One of the positive things about the cannabis discussion we are having across Canada is precisely that we can inform people, hold public meetings, and encourage discussion between young people and their parents. Right now, many parents whose children use cannabis do not talk about it. Many parents are surprised by the thought that one of their children might have consumed it. I have three children myself. Based on the statistics for my region, at least one if not two of the three has consumed it. That is worrisome. That is an average, of course.

There is a happy medium between doing nothing and full legalization. We have to tackle this problem and that is exactly what we are doing.

When parents receive information, they are happy to pass it on to their children, to talk to them about it, and to play a role in prevention. Parents do have a role to play. I told them that during the consultation I held.
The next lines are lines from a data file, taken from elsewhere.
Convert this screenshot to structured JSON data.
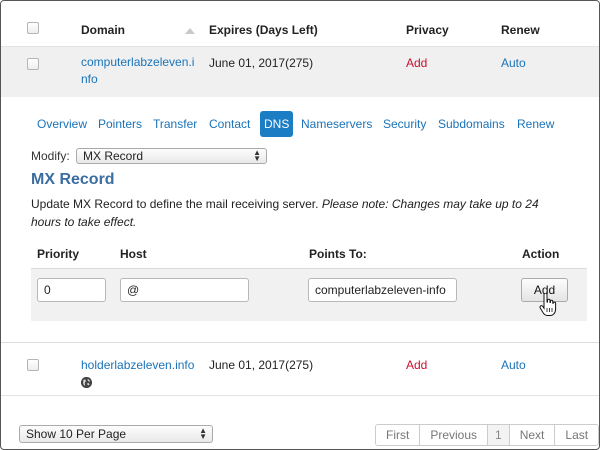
{
  "table": {
    "columns": {
      "domain": "Domain",
      "expires": "Expires (Days Left)",
      "privacy": "Privacy",
      "renew": "Renew"
    },
    "rows": [
      {
        "domain_line1": "computerlabzeleven.i",
        "domain_line2": "nfo",
        "expires": "June 01, 2017(275)",
        "privacy": "Add",
        "renew": "Auto"
      },
      {
        "domain_line1": "holderlabzeleven.info",
        "expires": "June 01, 2017(275)",
        "privacy": "Add",
        "renew": "Auto",
        "icon": "globe-icon"
      }
    ]
  },
  "tabs": [
    {
      "label": "Overview"
    },
    {
      "label": "Pointers"
    },
    {
      "label": "Transfer"
    },
    {
      "label": "Contact"
    },
    {
      "label": "DNS",
      "active": true
    },
    {
      "label": "Nameservers"
    },
    {
      "label": "Security"
    },
    {
      "label": "Subdomains"
    },
    {
      "label": "Renew"
    }
  ],
  "modify": {
    "label": "Modify:",
    "selected": "MX Record"
  },
  "section": {
    "title": "MX Record",
    "description_plain": "Update MX Record to define the mail receiving server. ",
    "description_note": "Please note: Changes may take up to 24 hours to take effect."
  },
  "mx_form": {
    "headers": {
      "priority": "Priority",
      "host": "Host",
      "points_to": "Points To:",
      "action": "Action"
    },
    "priority_value": "0",
    "host_value": "@",
    "points_to_value": "computerlabzeleven-info",
    "add_button": "Add"
  },
  "footer": {
    "per_page": "Show 10 Per Page",
    "pagination": {
      "first": "First",
      "previous": "Previous",
      "current": "1",
      "next": "Next",
      "last": "Last"
    }
  },
  "colors": {
    "link": "#1a73b8",
    "privacy_add": "#c8102e",
    "active_tab": "#1b7dc4",
    "section_title": "#3b6da0"
  }
}
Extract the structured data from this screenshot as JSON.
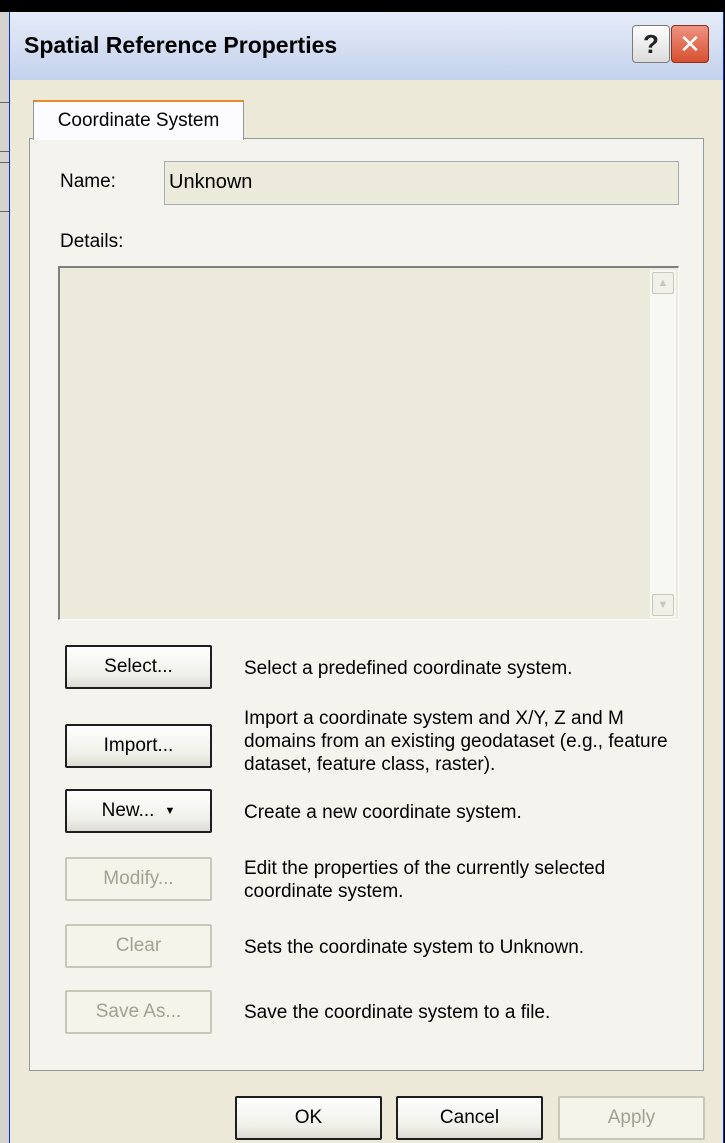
{
  "window": {
    "title": "Spatial Reference Properties",
    "help_glyph": "?",
    "close_glyph": "✕"
  },
  "tabs": [
    {
      "label": "Coordinate System",
      "selected": true
    }
  ],
  "name_field": {
    "label": "Name:",
    "value": "Unknown"
  },
  "details": {
    "label": "Details:",
    "content": ""
  },
  "actions": [
    {
      "button": "Select...",
      "description": "Select a predefined coordinate system.",
      "enabled": true
    },
    {
      "button": "Import...",
      "description": "Import a coordinate system and X/Y, Z and M domains from an existing geodataset (e.g., feature dataset, feature class, raster).",
      "enabled": true
    },
    {
      "button": "New...",
      "has_dropdown": true,
      "description": "Create a new coordinate system.",
      "enabled": true
    },
    {
      "button": "Modify...",
      "description": "Edit the properties of the currently selected coordinate system.",
      "enabled": false
    },
    {
      "button": "Clear",
      "description": "Sets the coordinate system to Unknown.",
      "enabled": false
    },
    {
      "button": "Save As...",
      "description": "Save the coordinate system to a file.",
      "enabled": false
    }
  ],
  "footer": {
    "ok": "OK",
    "cancel": "Cancel",
    "apply": "Apply"
  },
  "colors": {
    "title_bar": "#d5dff2",
    "dialog_bg": "#ece9d8",
    "tab_highlight": "#e68b2c",
    "close_button": "#d6502f"
  }
}
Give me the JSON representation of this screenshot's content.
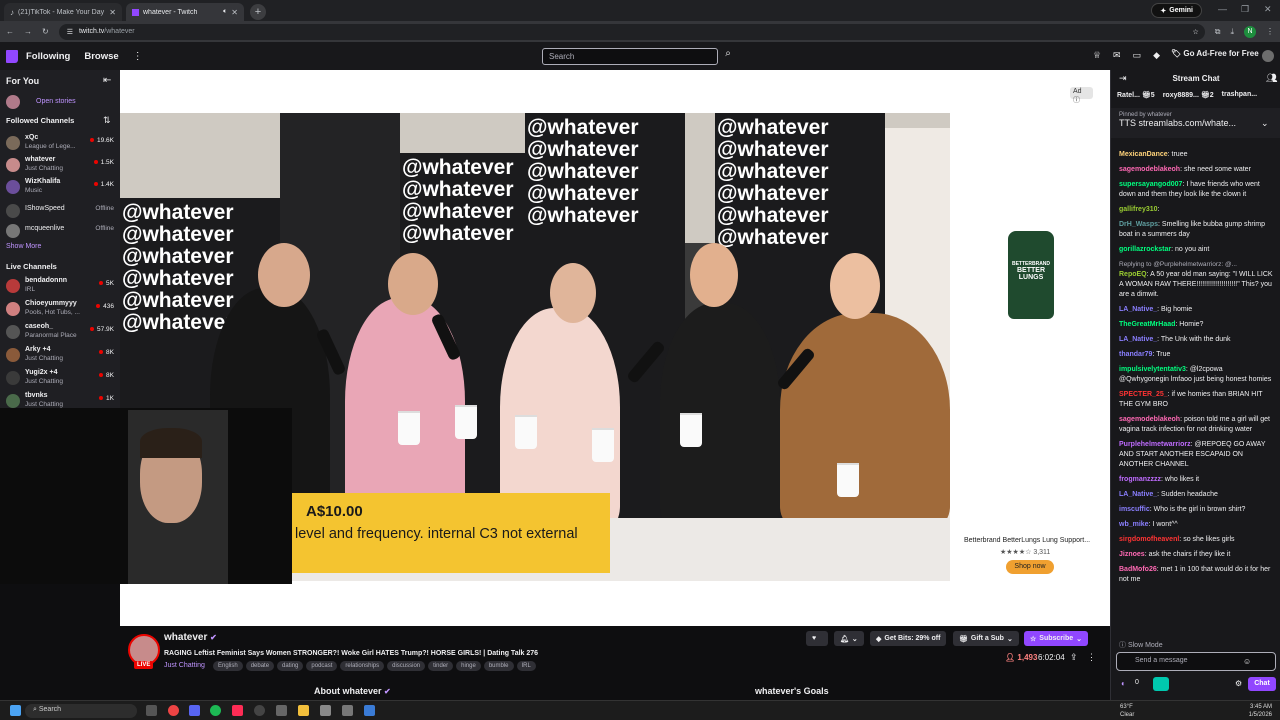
{
  "browser": {
    "tabs": [
      {
        "title": "(21)TikTok - Make Your Day",
        "active": false
      },
      {
        "title": "whatever - Twitch",
        "active": true
      }
    ],
    "gemini_label": "Gemini",
    "url_host": "twitch.tv",
    "url_path": "/whatever",
    "profile_initial": "N"
  },
  "topnav": {
    "following": "Following",
    "browse": "Browse",
    "search_placeholder": "Search",
    "ad_free": "Go Ad-Free for Free"
  },
  "sidebar": {
    "for_you": "For You",
    "open_stories": "Open stories",
    "followed_header": "Followed Channels",
    "followed": [
      {
        "name": "xQc",
        "game": "League of Lege...",
        "viewers": "19.6K",
        "color": "#7a6a5a"
      },
      {
        "name": "whatever",
        "game": "Just Chatting",
        "viewers": "1.5K",
        "color": "#c78b8b"
      },
      {
        "name": "WizKhalifa",
        "game": "Music",
        "viewers": "1.4K",
        "color": "#6b4e9b"
      },
      {
        "name": "IShowSpeed",
        "game": "",
        "viewers": "Offline",
        "color": "#4a4a4a"
      },
      {
        "name": "mcqueenlive",
        "game": "",
        "viewers": "Offline",
        "color": "#777"
      }
    ],
    "show_more": "Show More",
    "live_header": "Live Channels",
    "live": [
      {
        "name": "bendadonnn",
        "game": "IRL",
        "viewers": "5K",
        "color": "#b83a3a"
      },
      {
        "name": "Chioeyummyyy",
        "game": "Pools, Hot Tubs, ...",
        "viewers": "436",
        "color": "#d08080"
      },
      {
        "name": "caseoh_",
        "game": "Paranormal Place",
        "viewers": "57.9K",
        "color": "#555"
      },
      {
        "name": "Arky +4",
        "game": "Just Chatting",
        "viewers": "8K",
        "color": "#8a5a3a"
      },
      {
        "name": "Yugi2x +4",
        "game": "Just Chatting",
        "viewers": "8K",
        "color": "#3a3a3a"
      },
      {
        "name": "tbvnks",
        "game": "Just Chatting",
        "viewers": "1K",
        "color": "#4a6a4a"
      }
    ]
  },
  "video": {
    "wall_text": "@whatever",
    "ad_label": "Ad",
    "ad_product": "Betterbrand BetterLungs Lung Support...",
    "ad_rating": "★★★★☆ 3,311",
    "ad_shop": "Shop now",
    "bottle_brand": "BETTERBRAND",
    "bottle_name": "BETTER LUNGS",
    "sub_amount": "A$10.00",
    "sub_message": "level and frequency. internal C3 not external"
  },
  "stream": {
    "name": "whatever",
    "live": "LIVE",
    "title": "RAGING Leftist Feminist Says Women STRONGER?! Woke Girl HATES Trump?! HORSE GIRLS! | Dating Talk 276",
    "category": "Just Chatting",
    "tags": [
      "English",
      "debate",
      "dating",
      "podcast",
      "relationships",
      "discussion",
      "tinder",
      "hinge",
      "bumble",
      "IRL"
    ],
    "get_bits": "Get Bits: 29% off",
    "gift_sub": "Gift a Sub",
    "subscribe": "Subscribe",
    "viewers": "1,493",
    "uptime": "6:02:04",
    "about": "About whatever",
    "goals": "whatever's Goals"
  },
  "chat": {
    "title": "Stream Chat",
    "gifters": [
      {
        "name": "Ratel...",
        "count": "5"
      },
      {
        "name": "roxy8889...",
        "count": "2"
      },
      {
        "name": "trashpan...",
        "count": ""
      }
    ],
    "pinned_by": "Pinned by whatever",
    "pinned_text": "TTS streamlabs.com/whate...",
    "messages": [
      {
        "user": "MexicanDance",
        "color": "#ffd37a",
        "text": "truee",
        "reply": ""
      },
      {
        "user": "sagemodeblakeoh",
        "color": "#ff69b4",
        "text": "she need some water",
        "reply": ""
      },
      {
        "user": "supersayangod007",
        "color": "#00ff7f",
        "text": "I have friends who went down and them they look like the clown it",
        "reply": ""
      },
      {
        "user": "gallifrey310",
        "color": "#9acd32",
        "text": "",
        "reply": ""
      },
      {
        "user": "DrH_Wasps",
        "color": "#5f9ea0",
        "text": "Smelling like bubba gump shrimp boat in a summers day",
        "reply": ""
      },
      {
        "user": "gorillazrockstar",
        "color": "#00ff7f",
        "text": "no you aint",
        "reply": ""
      },
      {
        "user": "RepoEQ",
        "color": "#9acd32",
        "text": "A 50 year old man saying: \"I WILL LICK A WOMAN RAW THERE!!!!!!!!!!!!!!!!!!!!!\" This? you are a dimwit.",
        "reply": "Replying to @Purplehelmetwarriorz: @..."
      },
      {
        "user": "LA_Native_",
        "color": "#8a7fff",
        "text": "Big homie",
        "reply": ""
      },
      {
        "user": "TheGreatMrHaad",
        "color": "#00ff7f",
        "text": "Homie?",
        "reply": ""
      },
      {
        "user": "LA_Native_",
        "color": "#8a7fff",
        "text": "The Unk with the dunk",
        "reply": ""
      },
      {
        "user": "thandar79",
        "color": "#8a7fff",
        "text": "True",
        "reply": ""
      },
      {
        "user": "impulsivelytentativ3",
        "color": "#00ff7f",
        "text": "@l2cpowa @Qwhygonegin lmfaoo just being honest homies",
        "reply": ""
      },
      {
        "user": "SPECTER_25_",
        "color": "#ff3333",
        "text": "if we homies than BRIAN HIT THE GYM BRO",
        "reply": ""
      },
      {
        "user": "sagemodeblakeoh",
        "color": "#ff69b4",
        "text": "poison told me a girl will get vagina track infection for not drinking water",
        "reply": ""
      },
      {
        "user": "Purplehelmetwarriorz",
        "color": "#bf6bff",
        "text": "@REPOEQ GO AWAY AND START ANOTHER ESCAPAID ON ANOTHER CHANNEL",
        "reply": ""
      },
      {
        "user": "frogmanzzzz",
        "color": "#bf6bff",
        "text": "who likes it",
        "reply": ""
      },
      {
        "user": "LA_Native_",
        "color": "#8a7fff",
        "text": "Sudden headache",
        "reply": ""
      },
      {
        "user": "imscuffic",
        "color": "#8a7fff",
        "text": "Who is the girl in brown shirt?",
        "reply": ""
      },
      {
        "user": "wb_mike",
        "color": "#8a7fff",
        "text": "I wont^^",
        "reply": ""
      },
      {
        "user": "sirgdomofheavenl",
        "color": "#ff3333",
        "text": "so she likes girls",
        "reply": ""
      },
      {
        "user": "Jiznoes",
        "color": "#ff69b4",
        "text": "ask the chairs if they like it",
        "reply": ""
      },
      {
        "user": "BadMofo26",
        "color": "#ff69b4",
        "text": "met 1 in 100 that would do it for her not me",
        "reply": ""
      }
    ],
    "slow_mode": "Slow Mode",
    "input_placeholder": "Send a message",
    "points": "0",
    "chat_button": "Chat"
  },
  "taskbar": {
    "search": "Search",
    "weather_temp": "63°F",
    "weather_desc": "Clear",
    "time": "3:45 AM",
    "date": "1/5/2026"
  }
}
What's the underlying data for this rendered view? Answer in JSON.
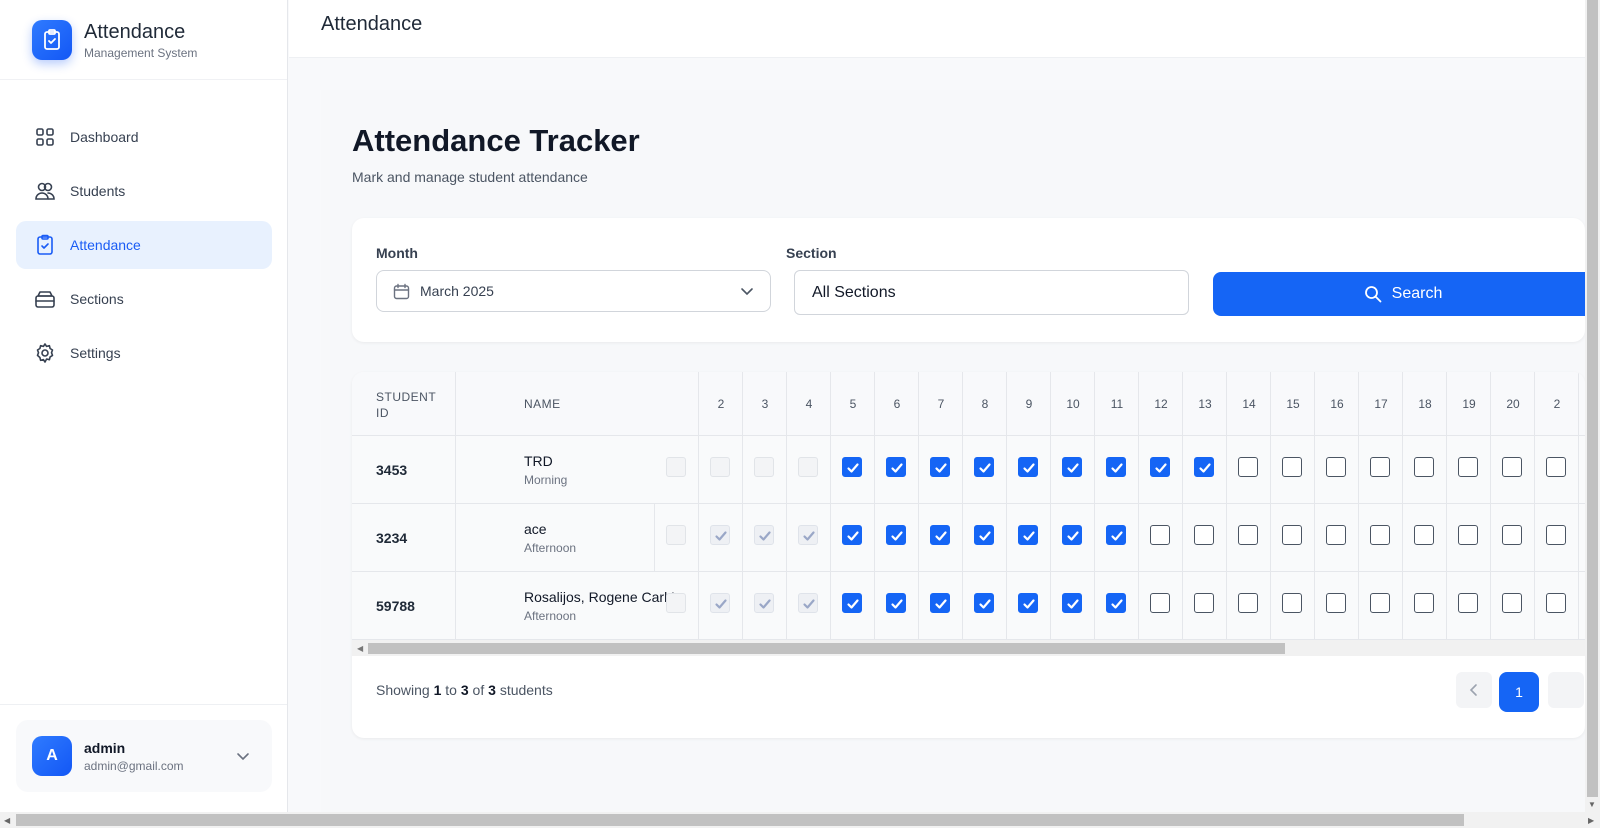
{
  "brand": {
    "title": "Attendance",
    "subtitle": "Management System"
  },
  "nav": {
    "items": [
      {
        "label": "Dashboard",
        "icon": "dashboard-icon"
      },
      {
        "label": "Students",
        "icon": "users-icon"
      },
      {
        "label": "Attendance",
        "icon": "clipboard-check-icon",
        "active": true
      },
      {
        "label": "Sections",
        "icon": "layers-icon"
      },
      {
        "label": "Settings",
        "icon": "gear-icon"
      }
    ]
  },
  "user": {
    "initial": "A",
    "name": "admin",
    "email": "admin@gmail.com"
  },
  "topbar": {
    "title": "Attendance"
  },
  "page": {
    "title": "Attendance Tracker",
    "subtitle": "Mark and manage student attendance"
  },
  "filters": {
    "month_label": "Month",
    "month_value": "March 2025",
    "section_label": "Section",
    "section_value": "All Sections",
    "search_label": "Search"
  },
  "table": {
    "headers": {
      "student_id_line1": "STUDENT",
      "student_id_line2": "ID",
      "name": "NAME"
    },
    "days": [
      "2",
      "3",
      "4",
      "5",
      "6",
      "7",
      "8",
      "9",
      "10",
      "11",
      "12",
      "13",
      "14",
      "15",
      "16",
      "17",
      "18",
      "19",
      "20",
      "2"
    ],
    "rows": [
      {
        "id": "3453",
        "name": "TRD",
        "section": "Morning",
        "cells": [
          "d",
          "d",
          "d",
          "d",
          "c",
          "c",
          "c",
          "c",
          "c",
          "c",
          "c",
          "c",
          "c",
          "u",
          "u",
          "u",
          "u",
          "u",
          "u",
          "u",
          "u"
        ]
      },
      {
        "id": "3234",
        "name": "ace",
        "section": "Afternoon",
        "cells": [
          "d",
          "dc",
          "dc",
          "dc",
          "c",
          "c",
          "c",
          "c",
          "c",
          "c",
          "c",
          "u",
          "u",
          "u",
          "u",
          "u",
          "u",
          "u",
          "u",
          "u",
          "u"
        ]
      },
      {
        "id": "59788",
        "name": "Rosalijos, Rogene Carl L.",
        "section": "Afternoon",
        "cells": [
          "d",
          "dc",
          "dc",
          "dc",
          "c",
          "c",
          "c",
          "c",
          "c",
          "c",
          "c",
          "u",
          "u",
          "u",
          "u",
          "u",
          "u",
          "u",
          "u",
          "u",
          "u"
        ]
      }
    ]
  },
  "footer": {
    "showing_prefix": "Showing",
    "from": "1",
    "to_word": "to",
    "to": "3",
    "of_word": "of",
    "total": "3",
    "suffix": "students"
  },
  "pagination": {
    "current": "1"
  },
  "colors": {
    "accent": "#1565f5",
    "active_nav_bg": "#e8f1fe"
  }
}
Parents have a role to play in the use of cannabis, just as they have a role to play in teaching them about cigarettes, health, alcohol, and driving. They have a role to play in the general education of their children.

As legislators, our role is to develop legislation to control that and set us on the right course in terms of our children's health and protection. What we are doing with respect to marijuana has never been done in recent decades. We are making huge progress right now, and I am very happy and proud to be playing a role in that.

9:20 a.m.

Liberal

The Chair Liberal Bill Casey

Ms. Gladu.

9:20 a.m.

Conservative

Marilyn Gladu Conservative Sarnia—Lambton, ON

Thank you, Mr. Chair.

I want to respond to some of Mr. Ayoub's comments. He indicated that nearly 40% of people ages 18 to 35 are consuming marijuana, and that is true, but overall in Canada, 88% of Canadians do not use marijuana. We are standing up for those people who don't use the product and are going to receive all of the bad consequences from this bill: the increased impaired drunk driving, the fact that children are not protected in this bill and they can easily get access in the home grow situation. There is all of the damage that will happen to the youth's brains that will result in mental health issues. That's who we're standing up for here, and that's why we're so opposed to this bill. It's flawed in so many ways.

I don't take exception to the objections that Mr. Davies is bringing. That's what's important here.

In Quebec—I'm not sure if you're aware—66% of Quebeckers are strongly opposed to the legalization of marijuana. There are a bunch of Canadians we are here to represent today.

Thank you.

9:20 a.m.

Liberal

The Chair Liberal Bill Casey

Mr. Van Kesteren.

9:20 a.m.

Conservative

Dave Van Kesteren Conservative Chatham-Kent—Leamington, ON

Now we're clearly on the record.

Mr. Davies, we oppose everything in this bill. You and I spoke privately, and I applaud you for your honesty. You're absolutely correct in much of your argument, but we will oppose this bill.

If you think this is something Canadians want, then I dare you. Let's have a referendum. I dare you. Let's stop this nonsense right now, and let's go to the people and have an honest chat about marijuana. Let's have a referendum. You would never do that.

9:25 a.m.

Liberal

The Chair Liberal Bill Casey

Make it a quick one, Mr. Davies. We're way over.

9:25 a.m.

NDP

Don Davies NDP Vancouver Kingsway, BC

Thank you, Mr. Chair.

Just briefly, the amendment I proposed is not to take away any kind of consequence for importing or exporting under this. It's to replace the 14-year maximum with a fine of not more than $300,000, which is a significant fine, or imprisonment of not more than two years less a day, or to both. It just brings the penalties down to a fine or potentially a jail sentence, but a reasonable one in this situation.

To respond to Mr. Ayoub's comments, I would like to say that the NDP is not suggesting that there be no consequence for this. We're suggesting that there be a reasonable consequence for the offence.

9:25 a.m.

Liberal

The Chair Liberal Bill Casey

Seeing no more speakers on the speakers list, we'll go for a vote on NDP-11.

9:25 a.m.

NDP

Don Davies NDP Vancouver Kingsway, BC

I call for a recorded vote, Mr. Chair.